As a scholar, I want to understand this legend. As a knitter, I want to be part of it. This week’s post is my effort to do both. Wading through the myriad definitions, explanations, and myths, it became clear that in order to understand the Aran’s mystique, we need to consider its historical and literary roots. Continue reading HISTORY PROJECT: The Legend of the Aran Sweater
Behold! The first Fiber Archive DIY project is officially finished! Inspired by Alice B. Toklas and Pablo Picasso’s upholstery collaboration in the late 1920s, our new embroidered footstool is a testament to both Toklas’s steadfastness and Picasso’s whimsicality.
As discussed in the Toklas X Picasso HISTORY PROJECT post, our gal Toklas attended to her domestic tasks, many of which involved fiber craft, with the same care and vigor that Picasso or Gertrude Stein, her partner, devoted to their art. (Toklas was even known to stitch Stein’s famous line “Rose is a rose is a rose” onto Stein’s handkerchiefs). This particular collaboration between the artists began with Toklas’s desire to transfer an avant-garde masterpiece—Picasso’s guitar painting—into a petit-point footstool. Clearly viewing her and Stein’s everyday living space as an extension of their artistic life, Toklas transformed a lowly footstool into high art. The stool was soon followed by the even more ambitious Louis XV upholstered chairs, one covered in the playful floral/hand design and the other in bold lines and color blocking. Continue reading MAKING IT, OURSELVES: The Alice Footstool
Happy Friday! Our fingers have been busy over here, and not just with blogging. Half of Fiber Archive’s mission is to showcase inspirational projects from the annals of textile history*, but the OTHER half is to put our own hands to work—to re-make those historical objects into inspired new pieces.
In that spirit, we will follow up many of our History Project entries with DIY projects of our own making—some, from original designs; others, based on existing patterns that we think capture the essence of the historical object. So, with a couple of History Project posts under our belt now, it’s a good time for a check-in of sorts, a little sneak peek at two of the history-inspired projects currently underway. Continue reading WIP CHECK
I admit it: I’ve been wanting an excuse to make Dianna Walla’s Aspen leg warmers since I first saw them on Instagram. I initially schemed about doing a post on the history of long underwear just so I could feel justified in adding the Aspens to my to-knit list. As soon as I started digging, though, the leg warmers became a bonus on top of a fascinating history lesson about a fertile moment in fashion history. Emerging in the early 1880s, the Sanitary Woolen System and the Rational Dress Movement both called for practicality and health in everyday dress. Variously rooted in the vagaries of pseudoscience on the one hand and radical feminism on the other, their joint legacy includes such a seemingly mundane garment as long underwear.

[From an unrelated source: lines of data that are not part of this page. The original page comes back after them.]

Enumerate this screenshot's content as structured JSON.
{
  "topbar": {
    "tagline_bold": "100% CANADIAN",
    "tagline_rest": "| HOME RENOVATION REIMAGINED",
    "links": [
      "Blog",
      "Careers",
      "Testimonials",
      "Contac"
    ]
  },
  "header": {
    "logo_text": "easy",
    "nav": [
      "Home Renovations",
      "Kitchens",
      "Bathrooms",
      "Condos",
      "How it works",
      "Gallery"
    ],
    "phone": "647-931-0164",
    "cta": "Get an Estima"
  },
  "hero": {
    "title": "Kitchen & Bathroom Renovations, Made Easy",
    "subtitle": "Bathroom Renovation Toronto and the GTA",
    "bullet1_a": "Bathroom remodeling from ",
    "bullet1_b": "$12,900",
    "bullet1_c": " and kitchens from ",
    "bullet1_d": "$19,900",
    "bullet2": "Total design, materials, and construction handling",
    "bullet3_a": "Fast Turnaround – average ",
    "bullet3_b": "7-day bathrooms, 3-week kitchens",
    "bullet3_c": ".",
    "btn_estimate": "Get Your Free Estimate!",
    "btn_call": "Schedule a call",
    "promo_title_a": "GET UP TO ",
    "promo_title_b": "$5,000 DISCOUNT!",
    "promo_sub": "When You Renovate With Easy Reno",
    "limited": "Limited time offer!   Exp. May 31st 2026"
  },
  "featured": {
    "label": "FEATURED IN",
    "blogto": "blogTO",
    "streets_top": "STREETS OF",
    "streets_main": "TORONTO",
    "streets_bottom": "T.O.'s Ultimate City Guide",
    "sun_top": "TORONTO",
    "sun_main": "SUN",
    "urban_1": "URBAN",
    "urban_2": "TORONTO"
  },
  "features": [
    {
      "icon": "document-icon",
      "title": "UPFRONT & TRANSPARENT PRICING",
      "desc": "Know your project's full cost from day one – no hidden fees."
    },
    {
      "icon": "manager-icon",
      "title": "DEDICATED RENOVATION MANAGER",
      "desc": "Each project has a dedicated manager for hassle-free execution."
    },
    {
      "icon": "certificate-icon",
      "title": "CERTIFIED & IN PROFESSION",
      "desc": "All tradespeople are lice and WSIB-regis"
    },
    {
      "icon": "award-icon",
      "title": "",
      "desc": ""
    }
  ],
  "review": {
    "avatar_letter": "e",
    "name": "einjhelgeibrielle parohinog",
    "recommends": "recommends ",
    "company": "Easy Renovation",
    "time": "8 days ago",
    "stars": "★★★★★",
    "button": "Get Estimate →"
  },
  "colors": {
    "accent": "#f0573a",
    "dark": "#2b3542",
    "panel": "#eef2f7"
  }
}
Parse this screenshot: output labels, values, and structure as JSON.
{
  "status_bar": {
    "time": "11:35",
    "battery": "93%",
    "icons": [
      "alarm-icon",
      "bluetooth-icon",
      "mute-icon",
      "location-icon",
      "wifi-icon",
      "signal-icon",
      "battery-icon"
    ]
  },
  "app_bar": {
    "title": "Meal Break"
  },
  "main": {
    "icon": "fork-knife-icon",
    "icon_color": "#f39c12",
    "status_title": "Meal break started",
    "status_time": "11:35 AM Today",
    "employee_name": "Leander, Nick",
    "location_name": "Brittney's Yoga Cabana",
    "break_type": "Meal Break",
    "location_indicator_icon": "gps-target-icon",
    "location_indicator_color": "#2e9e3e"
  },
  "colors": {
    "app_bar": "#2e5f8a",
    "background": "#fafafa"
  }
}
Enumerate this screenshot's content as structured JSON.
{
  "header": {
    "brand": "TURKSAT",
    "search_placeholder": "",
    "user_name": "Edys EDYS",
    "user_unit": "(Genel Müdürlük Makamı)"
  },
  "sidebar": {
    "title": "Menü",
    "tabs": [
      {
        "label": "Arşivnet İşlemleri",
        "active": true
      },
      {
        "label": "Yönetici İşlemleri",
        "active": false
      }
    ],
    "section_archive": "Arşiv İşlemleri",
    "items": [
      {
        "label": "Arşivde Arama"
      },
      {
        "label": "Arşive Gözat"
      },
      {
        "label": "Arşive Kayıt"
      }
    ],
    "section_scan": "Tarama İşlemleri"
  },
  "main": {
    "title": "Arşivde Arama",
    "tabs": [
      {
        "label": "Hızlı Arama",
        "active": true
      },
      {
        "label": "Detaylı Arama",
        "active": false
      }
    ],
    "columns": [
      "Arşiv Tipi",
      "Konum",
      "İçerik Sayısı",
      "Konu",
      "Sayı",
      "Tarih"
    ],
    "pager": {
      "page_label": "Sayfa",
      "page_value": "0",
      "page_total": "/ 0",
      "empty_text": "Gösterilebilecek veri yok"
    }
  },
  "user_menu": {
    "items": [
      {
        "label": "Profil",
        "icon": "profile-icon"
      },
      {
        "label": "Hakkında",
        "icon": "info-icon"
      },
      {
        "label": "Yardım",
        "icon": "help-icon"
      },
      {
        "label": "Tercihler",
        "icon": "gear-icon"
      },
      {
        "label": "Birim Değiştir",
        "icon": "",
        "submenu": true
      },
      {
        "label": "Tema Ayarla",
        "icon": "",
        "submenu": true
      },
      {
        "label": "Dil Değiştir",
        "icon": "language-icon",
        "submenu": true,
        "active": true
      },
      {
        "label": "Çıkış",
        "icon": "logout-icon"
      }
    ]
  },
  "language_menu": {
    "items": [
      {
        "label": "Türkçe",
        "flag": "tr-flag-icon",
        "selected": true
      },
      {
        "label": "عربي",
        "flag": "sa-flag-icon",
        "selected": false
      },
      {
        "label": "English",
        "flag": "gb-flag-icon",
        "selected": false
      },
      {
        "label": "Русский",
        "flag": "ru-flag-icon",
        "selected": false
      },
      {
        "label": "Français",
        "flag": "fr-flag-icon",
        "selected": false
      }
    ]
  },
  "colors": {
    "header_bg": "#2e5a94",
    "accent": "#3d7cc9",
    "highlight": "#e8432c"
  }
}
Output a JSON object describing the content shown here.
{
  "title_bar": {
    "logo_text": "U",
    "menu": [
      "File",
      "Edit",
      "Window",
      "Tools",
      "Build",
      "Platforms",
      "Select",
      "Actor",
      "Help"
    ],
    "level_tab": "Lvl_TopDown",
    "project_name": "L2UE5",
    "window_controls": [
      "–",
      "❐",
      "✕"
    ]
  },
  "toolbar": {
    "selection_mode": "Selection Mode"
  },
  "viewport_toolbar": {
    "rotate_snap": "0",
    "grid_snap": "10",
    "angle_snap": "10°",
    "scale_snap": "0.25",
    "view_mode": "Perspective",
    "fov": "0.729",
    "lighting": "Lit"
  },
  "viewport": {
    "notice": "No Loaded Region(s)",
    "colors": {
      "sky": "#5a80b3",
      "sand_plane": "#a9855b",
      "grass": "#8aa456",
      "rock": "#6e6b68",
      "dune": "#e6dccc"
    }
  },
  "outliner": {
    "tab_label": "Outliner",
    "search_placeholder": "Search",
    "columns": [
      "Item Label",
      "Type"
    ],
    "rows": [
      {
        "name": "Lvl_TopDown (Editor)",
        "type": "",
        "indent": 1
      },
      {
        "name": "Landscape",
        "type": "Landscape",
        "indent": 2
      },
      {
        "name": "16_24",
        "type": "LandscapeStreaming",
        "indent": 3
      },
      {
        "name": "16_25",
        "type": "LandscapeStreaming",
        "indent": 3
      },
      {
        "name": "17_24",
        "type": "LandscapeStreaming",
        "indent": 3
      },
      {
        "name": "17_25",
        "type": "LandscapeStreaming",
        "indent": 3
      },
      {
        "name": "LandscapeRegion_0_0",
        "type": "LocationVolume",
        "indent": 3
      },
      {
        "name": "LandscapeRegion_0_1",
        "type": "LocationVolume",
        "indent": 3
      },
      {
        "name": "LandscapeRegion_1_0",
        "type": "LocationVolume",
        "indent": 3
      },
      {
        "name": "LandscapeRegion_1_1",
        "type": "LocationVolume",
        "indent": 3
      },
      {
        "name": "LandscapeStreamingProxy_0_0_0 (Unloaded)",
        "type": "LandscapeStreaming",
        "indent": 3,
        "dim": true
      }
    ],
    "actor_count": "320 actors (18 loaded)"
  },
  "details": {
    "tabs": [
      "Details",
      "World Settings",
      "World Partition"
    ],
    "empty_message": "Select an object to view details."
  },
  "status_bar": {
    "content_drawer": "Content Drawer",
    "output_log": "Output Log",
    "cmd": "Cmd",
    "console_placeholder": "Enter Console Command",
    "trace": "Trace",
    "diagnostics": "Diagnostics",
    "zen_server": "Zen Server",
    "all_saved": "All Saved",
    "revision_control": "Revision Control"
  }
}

First, the Woolen System. Those of us who are spinners, weavers, knitters, and crocheters are well versed in the wonders of wool. But it was news to me that, more than a century ago, there arose an influential school of thought that wool is not only a practical material but also a supremely healthful one. In 1880, Dr. Gustav Jaeger (sometimes Jäger) published Standardized Apparel For Health Protection on the health benefits of wearing wool, and he followed it up with Health-Culture (<– how great/vague is that title?!) in 1887.
Continue reading HISTORY PROJECT: A Brief History of Long Underwear